● The task:
Please give back, exactly as written, only the line containing "Parse this screenshot: output" and every line after it until the data below ends.

******

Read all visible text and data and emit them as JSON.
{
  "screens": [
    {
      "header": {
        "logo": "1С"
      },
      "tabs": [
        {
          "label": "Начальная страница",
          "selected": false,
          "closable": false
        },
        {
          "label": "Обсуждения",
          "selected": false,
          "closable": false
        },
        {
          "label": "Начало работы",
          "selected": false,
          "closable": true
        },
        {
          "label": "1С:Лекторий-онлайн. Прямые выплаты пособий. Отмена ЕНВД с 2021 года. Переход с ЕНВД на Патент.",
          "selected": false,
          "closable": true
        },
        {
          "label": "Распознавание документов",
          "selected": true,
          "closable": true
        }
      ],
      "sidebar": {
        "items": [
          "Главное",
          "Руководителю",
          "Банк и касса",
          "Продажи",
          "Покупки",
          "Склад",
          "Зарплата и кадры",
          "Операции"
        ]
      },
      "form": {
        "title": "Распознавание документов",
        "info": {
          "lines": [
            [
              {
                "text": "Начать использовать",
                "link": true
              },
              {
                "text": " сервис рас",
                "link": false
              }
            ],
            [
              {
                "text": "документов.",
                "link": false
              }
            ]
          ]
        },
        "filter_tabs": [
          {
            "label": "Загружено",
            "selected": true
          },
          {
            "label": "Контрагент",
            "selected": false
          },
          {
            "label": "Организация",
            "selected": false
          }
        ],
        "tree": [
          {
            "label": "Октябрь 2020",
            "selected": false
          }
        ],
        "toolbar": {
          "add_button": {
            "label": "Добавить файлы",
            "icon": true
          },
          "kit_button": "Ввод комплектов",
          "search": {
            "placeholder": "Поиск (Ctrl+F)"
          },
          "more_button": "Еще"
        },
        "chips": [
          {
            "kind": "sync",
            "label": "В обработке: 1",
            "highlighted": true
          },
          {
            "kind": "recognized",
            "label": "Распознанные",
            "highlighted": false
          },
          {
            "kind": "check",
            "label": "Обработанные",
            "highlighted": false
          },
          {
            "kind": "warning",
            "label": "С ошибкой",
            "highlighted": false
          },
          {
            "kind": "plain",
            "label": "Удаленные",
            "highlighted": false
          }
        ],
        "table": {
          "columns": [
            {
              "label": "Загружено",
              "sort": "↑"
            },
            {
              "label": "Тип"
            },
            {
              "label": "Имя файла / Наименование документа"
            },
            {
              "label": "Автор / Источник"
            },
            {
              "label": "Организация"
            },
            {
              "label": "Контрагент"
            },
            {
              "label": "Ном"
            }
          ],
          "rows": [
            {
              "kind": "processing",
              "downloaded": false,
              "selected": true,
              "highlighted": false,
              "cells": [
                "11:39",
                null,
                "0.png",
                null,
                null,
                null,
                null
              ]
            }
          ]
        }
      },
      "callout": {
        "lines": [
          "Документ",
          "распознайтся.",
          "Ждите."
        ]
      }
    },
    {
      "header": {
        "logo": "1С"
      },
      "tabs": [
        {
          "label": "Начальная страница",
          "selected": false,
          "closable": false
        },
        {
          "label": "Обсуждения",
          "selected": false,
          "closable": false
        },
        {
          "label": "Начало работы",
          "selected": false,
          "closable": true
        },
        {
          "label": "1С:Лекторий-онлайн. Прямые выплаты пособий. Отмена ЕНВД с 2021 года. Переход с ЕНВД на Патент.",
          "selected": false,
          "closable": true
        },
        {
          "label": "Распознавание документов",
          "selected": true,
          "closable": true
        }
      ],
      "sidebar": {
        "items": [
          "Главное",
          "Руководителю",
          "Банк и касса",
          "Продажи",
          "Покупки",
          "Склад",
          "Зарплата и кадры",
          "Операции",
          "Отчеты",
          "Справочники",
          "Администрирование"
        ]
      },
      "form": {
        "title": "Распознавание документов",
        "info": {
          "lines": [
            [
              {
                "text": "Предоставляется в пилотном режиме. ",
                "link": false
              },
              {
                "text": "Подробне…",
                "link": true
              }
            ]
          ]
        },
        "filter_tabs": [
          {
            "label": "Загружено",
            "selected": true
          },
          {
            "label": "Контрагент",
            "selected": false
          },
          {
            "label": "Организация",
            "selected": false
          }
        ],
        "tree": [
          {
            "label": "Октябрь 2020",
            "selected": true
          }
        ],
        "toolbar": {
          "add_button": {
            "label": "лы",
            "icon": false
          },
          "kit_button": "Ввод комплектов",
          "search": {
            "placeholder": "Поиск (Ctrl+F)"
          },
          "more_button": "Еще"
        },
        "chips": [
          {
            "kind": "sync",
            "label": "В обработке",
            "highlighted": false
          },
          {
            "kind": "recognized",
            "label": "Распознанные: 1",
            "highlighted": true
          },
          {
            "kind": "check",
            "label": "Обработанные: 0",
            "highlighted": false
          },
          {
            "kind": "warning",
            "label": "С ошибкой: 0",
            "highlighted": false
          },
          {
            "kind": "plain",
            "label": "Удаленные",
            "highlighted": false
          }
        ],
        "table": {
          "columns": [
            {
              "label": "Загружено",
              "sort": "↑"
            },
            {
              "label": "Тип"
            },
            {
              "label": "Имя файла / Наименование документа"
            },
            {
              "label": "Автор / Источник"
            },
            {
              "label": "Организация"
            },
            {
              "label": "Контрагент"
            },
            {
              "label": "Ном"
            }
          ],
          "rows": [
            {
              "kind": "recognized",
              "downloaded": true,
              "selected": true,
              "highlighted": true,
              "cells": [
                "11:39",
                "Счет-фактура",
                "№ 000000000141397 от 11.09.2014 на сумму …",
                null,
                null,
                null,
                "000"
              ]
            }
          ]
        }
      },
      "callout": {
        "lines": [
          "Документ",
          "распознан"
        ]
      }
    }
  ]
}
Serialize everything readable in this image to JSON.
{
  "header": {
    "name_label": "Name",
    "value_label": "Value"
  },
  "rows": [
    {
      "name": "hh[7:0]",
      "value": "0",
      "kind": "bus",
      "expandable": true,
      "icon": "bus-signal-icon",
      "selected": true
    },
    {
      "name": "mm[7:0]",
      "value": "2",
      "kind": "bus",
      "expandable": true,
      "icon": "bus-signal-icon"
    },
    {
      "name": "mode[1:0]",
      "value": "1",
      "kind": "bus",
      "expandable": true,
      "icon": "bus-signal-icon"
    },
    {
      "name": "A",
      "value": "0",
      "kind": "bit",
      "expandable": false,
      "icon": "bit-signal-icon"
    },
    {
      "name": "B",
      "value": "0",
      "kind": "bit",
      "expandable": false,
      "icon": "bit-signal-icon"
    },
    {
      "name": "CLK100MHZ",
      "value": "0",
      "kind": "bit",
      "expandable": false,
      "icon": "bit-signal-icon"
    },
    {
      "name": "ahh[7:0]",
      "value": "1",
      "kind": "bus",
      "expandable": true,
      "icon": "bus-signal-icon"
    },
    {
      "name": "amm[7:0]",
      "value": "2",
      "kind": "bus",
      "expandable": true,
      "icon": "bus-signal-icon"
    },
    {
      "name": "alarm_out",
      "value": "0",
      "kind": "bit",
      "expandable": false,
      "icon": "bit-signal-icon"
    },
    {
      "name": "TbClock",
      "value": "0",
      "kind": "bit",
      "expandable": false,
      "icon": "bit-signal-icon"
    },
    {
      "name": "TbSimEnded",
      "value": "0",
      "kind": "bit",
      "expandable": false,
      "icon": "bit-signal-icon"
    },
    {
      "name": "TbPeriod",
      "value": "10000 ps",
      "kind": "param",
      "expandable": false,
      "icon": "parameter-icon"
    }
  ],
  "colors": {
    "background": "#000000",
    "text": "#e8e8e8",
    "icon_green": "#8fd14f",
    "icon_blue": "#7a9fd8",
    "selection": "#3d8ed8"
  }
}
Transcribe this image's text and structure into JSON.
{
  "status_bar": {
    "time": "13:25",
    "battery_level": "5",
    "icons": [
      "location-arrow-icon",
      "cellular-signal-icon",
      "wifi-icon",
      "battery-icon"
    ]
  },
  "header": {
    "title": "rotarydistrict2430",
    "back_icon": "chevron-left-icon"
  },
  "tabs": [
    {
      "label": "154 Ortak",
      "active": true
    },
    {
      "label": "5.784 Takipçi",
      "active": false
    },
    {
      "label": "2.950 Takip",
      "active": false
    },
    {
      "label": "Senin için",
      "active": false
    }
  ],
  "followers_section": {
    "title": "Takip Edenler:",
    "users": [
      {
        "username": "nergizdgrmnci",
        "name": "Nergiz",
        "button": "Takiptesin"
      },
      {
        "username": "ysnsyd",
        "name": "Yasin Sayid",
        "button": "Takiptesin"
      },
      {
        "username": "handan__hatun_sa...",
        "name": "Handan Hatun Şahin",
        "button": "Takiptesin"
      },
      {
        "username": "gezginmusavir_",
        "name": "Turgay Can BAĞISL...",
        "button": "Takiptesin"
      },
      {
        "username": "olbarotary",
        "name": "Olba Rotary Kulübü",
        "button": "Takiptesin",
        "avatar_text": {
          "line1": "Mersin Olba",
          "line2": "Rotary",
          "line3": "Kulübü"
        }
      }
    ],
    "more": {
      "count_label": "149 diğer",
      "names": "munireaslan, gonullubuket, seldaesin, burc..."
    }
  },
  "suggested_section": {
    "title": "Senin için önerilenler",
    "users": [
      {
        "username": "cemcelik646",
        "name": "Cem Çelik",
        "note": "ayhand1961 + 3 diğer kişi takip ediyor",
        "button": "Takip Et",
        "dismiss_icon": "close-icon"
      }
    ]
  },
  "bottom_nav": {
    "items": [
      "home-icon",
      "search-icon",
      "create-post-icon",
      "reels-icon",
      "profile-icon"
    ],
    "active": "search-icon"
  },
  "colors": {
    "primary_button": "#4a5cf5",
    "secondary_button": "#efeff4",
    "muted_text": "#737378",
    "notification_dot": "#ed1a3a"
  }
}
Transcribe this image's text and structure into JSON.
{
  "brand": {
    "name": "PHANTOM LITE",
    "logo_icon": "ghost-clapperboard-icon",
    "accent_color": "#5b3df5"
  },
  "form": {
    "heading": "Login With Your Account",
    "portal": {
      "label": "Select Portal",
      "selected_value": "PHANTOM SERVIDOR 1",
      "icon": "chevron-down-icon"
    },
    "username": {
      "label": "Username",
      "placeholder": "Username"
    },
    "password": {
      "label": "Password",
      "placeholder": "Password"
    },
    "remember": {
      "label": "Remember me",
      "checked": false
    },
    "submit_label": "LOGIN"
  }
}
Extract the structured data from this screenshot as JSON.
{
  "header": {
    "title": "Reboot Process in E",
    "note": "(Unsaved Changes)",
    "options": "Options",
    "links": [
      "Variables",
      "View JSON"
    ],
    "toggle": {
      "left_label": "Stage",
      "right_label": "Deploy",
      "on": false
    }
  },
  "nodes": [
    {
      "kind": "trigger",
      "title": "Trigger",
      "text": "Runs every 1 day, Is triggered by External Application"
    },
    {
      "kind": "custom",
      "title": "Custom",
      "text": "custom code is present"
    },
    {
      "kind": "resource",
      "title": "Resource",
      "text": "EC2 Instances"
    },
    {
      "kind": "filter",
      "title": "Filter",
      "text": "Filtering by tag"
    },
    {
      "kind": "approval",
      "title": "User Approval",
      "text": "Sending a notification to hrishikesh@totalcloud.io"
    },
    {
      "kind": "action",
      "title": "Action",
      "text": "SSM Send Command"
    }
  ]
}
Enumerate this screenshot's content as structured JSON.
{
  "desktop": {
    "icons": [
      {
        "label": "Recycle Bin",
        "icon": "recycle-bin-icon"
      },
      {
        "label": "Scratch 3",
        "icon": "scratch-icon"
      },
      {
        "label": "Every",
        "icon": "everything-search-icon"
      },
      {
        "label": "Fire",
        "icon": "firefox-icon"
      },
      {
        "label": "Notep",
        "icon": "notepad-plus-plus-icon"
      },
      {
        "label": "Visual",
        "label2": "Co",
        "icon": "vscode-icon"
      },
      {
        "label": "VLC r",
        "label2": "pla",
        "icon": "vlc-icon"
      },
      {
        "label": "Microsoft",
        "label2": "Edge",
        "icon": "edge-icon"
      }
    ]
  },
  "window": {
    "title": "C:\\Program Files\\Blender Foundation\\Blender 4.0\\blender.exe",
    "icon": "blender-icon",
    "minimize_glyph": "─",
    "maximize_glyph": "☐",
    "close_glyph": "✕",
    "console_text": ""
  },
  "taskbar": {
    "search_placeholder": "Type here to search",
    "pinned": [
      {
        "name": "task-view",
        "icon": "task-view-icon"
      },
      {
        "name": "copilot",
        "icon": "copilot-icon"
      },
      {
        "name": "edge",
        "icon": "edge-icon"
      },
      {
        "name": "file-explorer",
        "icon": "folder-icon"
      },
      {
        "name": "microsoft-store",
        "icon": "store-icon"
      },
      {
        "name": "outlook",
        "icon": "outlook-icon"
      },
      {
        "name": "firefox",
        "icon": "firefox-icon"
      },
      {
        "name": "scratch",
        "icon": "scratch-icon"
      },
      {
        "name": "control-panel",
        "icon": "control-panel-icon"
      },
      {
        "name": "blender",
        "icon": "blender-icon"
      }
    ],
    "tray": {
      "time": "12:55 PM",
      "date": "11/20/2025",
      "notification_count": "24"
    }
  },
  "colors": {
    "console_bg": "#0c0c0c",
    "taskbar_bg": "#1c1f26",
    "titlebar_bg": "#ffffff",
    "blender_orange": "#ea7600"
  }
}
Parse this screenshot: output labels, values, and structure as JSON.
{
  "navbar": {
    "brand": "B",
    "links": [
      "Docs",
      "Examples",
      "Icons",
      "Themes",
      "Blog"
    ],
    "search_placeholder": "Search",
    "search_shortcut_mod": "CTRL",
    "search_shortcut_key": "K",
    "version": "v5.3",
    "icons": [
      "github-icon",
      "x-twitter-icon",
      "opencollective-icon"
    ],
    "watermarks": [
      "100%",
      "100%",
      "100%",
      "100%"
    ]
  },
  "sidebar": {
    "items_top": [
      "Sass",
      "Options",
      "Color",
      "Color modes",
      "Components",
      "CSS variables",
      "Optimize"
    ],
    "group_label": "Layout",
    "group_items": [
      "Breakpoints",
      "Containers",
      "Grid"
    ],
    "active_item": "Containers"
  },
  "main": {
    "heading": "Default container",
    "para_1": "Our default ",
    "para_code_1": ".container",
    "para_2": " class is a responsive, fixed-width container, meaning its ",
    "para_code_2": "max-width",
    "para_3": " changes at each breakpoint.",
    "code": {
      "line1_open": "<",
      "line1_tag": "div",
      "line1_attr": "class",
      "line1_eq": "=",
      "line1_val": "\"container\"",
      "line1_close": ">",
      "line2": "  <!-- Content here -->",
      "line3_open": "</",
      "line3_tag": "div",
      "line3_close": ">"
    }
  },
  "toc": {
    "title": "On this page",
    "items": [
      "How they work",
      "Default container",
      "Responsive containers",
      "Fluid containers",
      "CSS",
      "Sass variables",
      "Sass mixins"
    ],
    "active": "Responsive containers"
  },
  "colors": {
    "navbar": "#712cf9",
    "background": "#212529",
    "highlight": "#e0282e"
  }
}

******

● Answer below:
Parse this screenshot: output labels, values, and structure as JSON.
{
  "navbar": {
    "brand": "B",
    "links": [
      "Docs",
      "Examples",
      "Icons",
      "Themes",
      "Blog"
    ],
    "search_placeholder": "Search",
    "search_shortcut_mod": "CTRL",
    "search_shortcut_key": "K",
    "version": "v5.3",
    "icons": [
      "github-icon",
      "x-twitter-icon",
      "opencollective-icon"
    ],
    "watermarks": [
      "100%",
      "100%",
      "100%",
      "100%"
    ]
  },
  "sidebar": {
    "items_top": [
      "Sass",
      "Options",
      "Color",
      "Color modes",
      "Components",
      "CSS variables",
      "Optimize"
    ],
    "group_label": "Layout",
    "group_items": [
      "Breakpoints",
      "Containers",
      "Grid"
    ],
    "active_item": "Containers"
  },
  "main": {
    "heading": "Default container",
    "para_1": "Our default ",
    "para_code_1": ".container",
    "para_2": " class is a responsive, fixed-width container, meaning its ",
    "para_code_2": "max-width",
    "para_3": " changes at each breakpoint.",
    "code": {
      "line1_open": "<",
      "line1_tag": "div",
      "line1_attr": "class",
      "line1_eq": "=",
      "line1_val": "\"container\"",
      "line1_close": ">",
      "line2": "  <!-- Content here -->",
      "line3_open": "</",
      "line3_tag": "div",
      "line3_close": ">"
    }
  },
  "toc": {
    "title": "On this page",
    "items": [
      "How they work",
      "Default container",
      "Responsive containers",
      "Fluid containers",
      "CSS",
      "Sass variables",
      "Sass mixins"
    ],
    "active": "Responsive containers"
  },
  "colors": {
    "navbar": "#712cf9",
    "background": "#212529",
    "highlight": "#e0282e"
  }
}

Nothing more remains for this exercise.